To appropriate my brother's addiction and make it a collective experience is to suggest that we all experience the highs and lows together. It is a journey that my family is tied together in, and throughout it we will experience a range of emotions at different times. The highs I get from spending a day with him now that he is clean, are different than the highs my parents get through their relationships with him.  We all hit our low points at different times, and because it is a collective experience, I realized that one of the most important things was recognizing when one of your family members is having a low, and being there for them, just as much as you are for the addict. There were days that my father sat across from me at our kitchen table, and the words he used to describe how he felt were those that will never leave my head. There were the countless occasions when my mom confided in me how scared she was. All the times she asked me if I knew what to do. What the best options would be to help him. I never in a million years thought as the child my parents would be asking for help from the person they were raising. My parents had their days, where, like my brother, they didn't want to leave bed. They didn't want to deal with the world that day.

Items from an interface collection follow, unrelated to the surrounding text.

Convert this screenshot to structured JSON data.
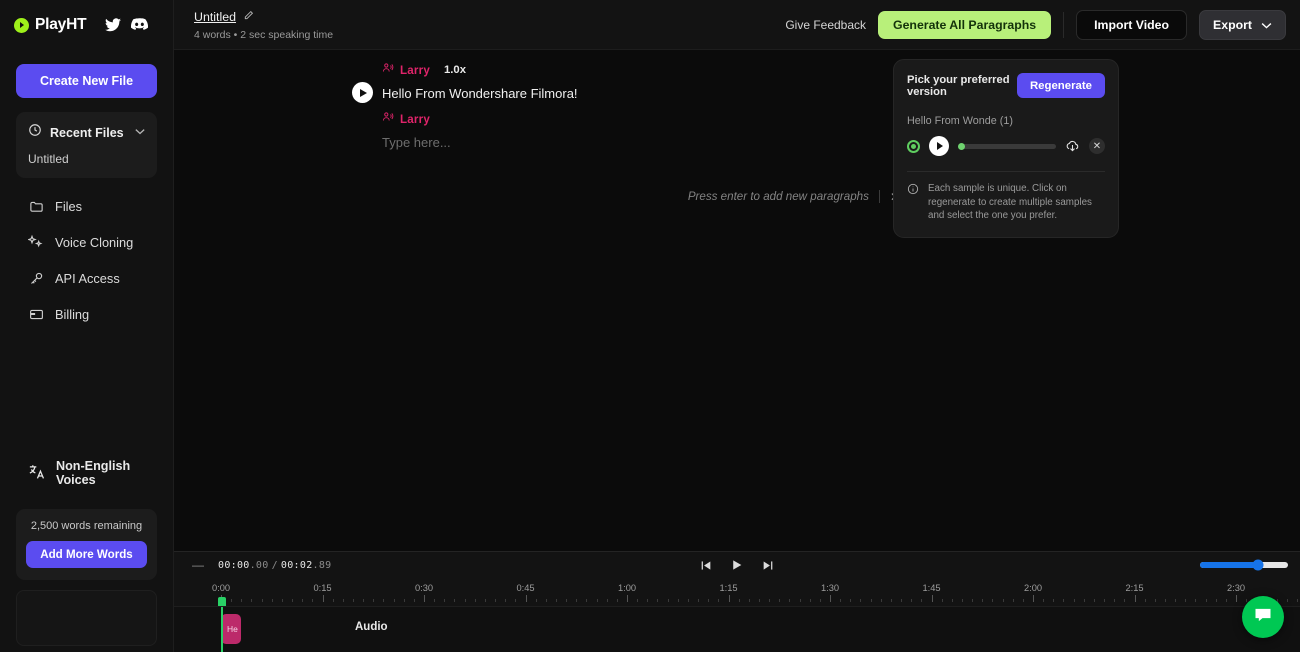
{
  "brand": {
    "name": "PlayHT",
    "logo_icon": "play-circle-icon",
    "twitter_icon": "twitter-icon",
    "discord_icon": "discord-icon"
  },
  "sidebar": {
    "create_button": "Create New File",
    "recent": {
      "label": "Recent Files",
      "icon": "clock-icon",
      "chevron": "chevron-down-icon",
      "items": [
        "Untitled"
      ]
    },
    "nav": [
      {
        "label": "Files",
        "icon": "folder-icon"
      },
      {
        "label": "Voice Cloning",
        "icon": "sparkles-icon"
      },
      {
        "label": "API Access",
        "icon": "key-icon"
      },
      {
        "label": "Billing",
        "icon": "credit-card-icon"
      }
    ],
    "non_english": {
      "label": "Non-English Voices",
      "icon": "translate-icon"
    },
    "words": {
      "remaining": "2,500 words remaining",
      "add_button": "Add More Words"
    }
  },
  "topbar": {
    "doc_title": "Untitled",
    "edit_icon": "pencil-edit-icon",
    "doc_subtitle": "4 words • 2 sec speaking time",
    "feedback_link": "Give Feedback",
    "generate_button": "Generate All Paragraphs",
    "import_button": "Import Video",
    "export_button": "Export",
    "export_chevron": "chevron-down-icon"
  },
  "editor": {
    "paragraphs": [
      {
        "voice": "Larry",
        "voice_icon": "speaker-person-icon",
        "speed": "1.0x",
        "text": "Hello From Wondershare Filmora!",
        "is_placeholder": false,
        "has_play": true
      },
      {
        "voice": "Larry",
        "voice_icon": "speaker-person-icon",
        "speed": "",
        "text": "Type here...",
        "is_placeholder": true,
        "has_play": false
      }
    ],
    "hint": "Press enter to add new paragraphs",
    "hint_close_icon": "close-icon"
  },
  "version_panel": {
    "title": "Pick your preferred version",
    "regenerate_button": "Regenerate",
    "sample_name": "Hello From Wonde (1)",
    "radio_icon": "radio-selected-icon",
    "play_icon": "play-icon",
    "download_icon": "download-cloud-icon",
    "close_icon": "close-icon",
    "info_icon": "info-circle-icon",
    "info_text": "Each sample is unique. Click on regenerate to create multiple samples and select the one you prefer."
  },
  "timeline": {
    "minimize_icon": "minimize-icon",
    "current_time": "00:00",
    "current_ms": ".00",
    "total_time": "00:02",
    "total_ms": ".89",
    "transport": [
      {
        "name": "skip-to-start-button",
        "icon": "skip-back-icon"
      },
      {
        "name": "play-button",
        "icon": "play-icon"
      },
      {
        "name": "skip-to-end-button",
        "icon": "skip-forward-icon"
      }
    ],
    "zoom_value": 66,
    "zoom_color": "#1673e8",
    "ruler_labels": [
      "0:00",
      "0:15",
      "0:30",
      "0:45",
      "1:00",
      "1:15",
      "1:30",
      "1:45",
      "2:00",
      "2:15",
      "2:30"
    ],
    "track_label": "Audio",
    "clip": {
      "label": "He",
      "color": "#bc2a6a"
    },
    "playhead_color": "#29d166"
  },
  "chat_fab": {
    "icon": "chat-bubble-icon",
    "color": "#00c853"
  }
}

To have "Collective Addiction" on my arm is a reminder that no one ever goes through anything alone. There is a fine line between sobriety an addiction, and many times it is possible to have a foot planted on both sides. To step back and forth between them, and know what it is to be hurting yourself, as well as to be sober and see someone you love drowning in addiction. It's been over five years since I've had to face addiction issues, but I will never forget that for the other half of this past decade,  I dragged my body through every imaginable damaging substance I could get my hands on. There was a disregard for my mind and for my body, and there are nights I should not have lived through, mornings that were not meant to be mine. I look back at pictures of who I was over the years and read past writing, and I can not believe how far I have come as I sit here and write this. By no means do I think I am a fully developed mature person, but I can say with certainty that any of my close friends that knew me back then, will remember what a roller coaster of abuse and impulsiveness I was, and how now I have found a source of gravity in my life to build from. Addiction happens at different parts in peoples' lives, at varying stages and levels, and while I have surpassed any addictions from years ago, I still stood on the same side as my brother, and that's not something to put away in the past and forget.

The other reason I got the tattoo was because addiction does not have to be a negative thing. For me, addiction is the purest form of passion. It is passion without dilution.  It is the absolute love you have for something in this world. Addiction is the strongest term to describe something, someone or somewhere you can not live without. My lifelong addiction has been, and always will be, writing. I have a stack of notebooks filled with years and years of personal history, that towers over two feet high when stacked on top of one another. If I removed writing from my life, there would be an empty void that nothing else could fill. Nothing satisfies the same needs in my life as the written word.  A finished piece of writing that I am proud of gives my mind its high. And then there is the constant addiction to edit. To rewrite. To change the order of the symbols that comprise words that when put in certain patterns, make sentences. Without writing my mind becomes hectic, chaotic, cluttered and I have no way to release myself from my own thoughts. So while not everyone shares the same addiction as I do, we all have that something. We are all collectively experiencing passion, and if you are not, I feel sorry for you. Passion is what drives this world. Passion is what we live for. What brings enjoyment into our days.

Collective Addiction. Do not forget what it is you love. Who it is you love.

We are all in this together.

1 comment:

  1. I absolutely love this. I too am a writing addict and I find that the times when I am in the throes of withdrawals are when I turn to other, more harmful addictions. Thank you for sharing your lifeblood in these words. I appreciate every one.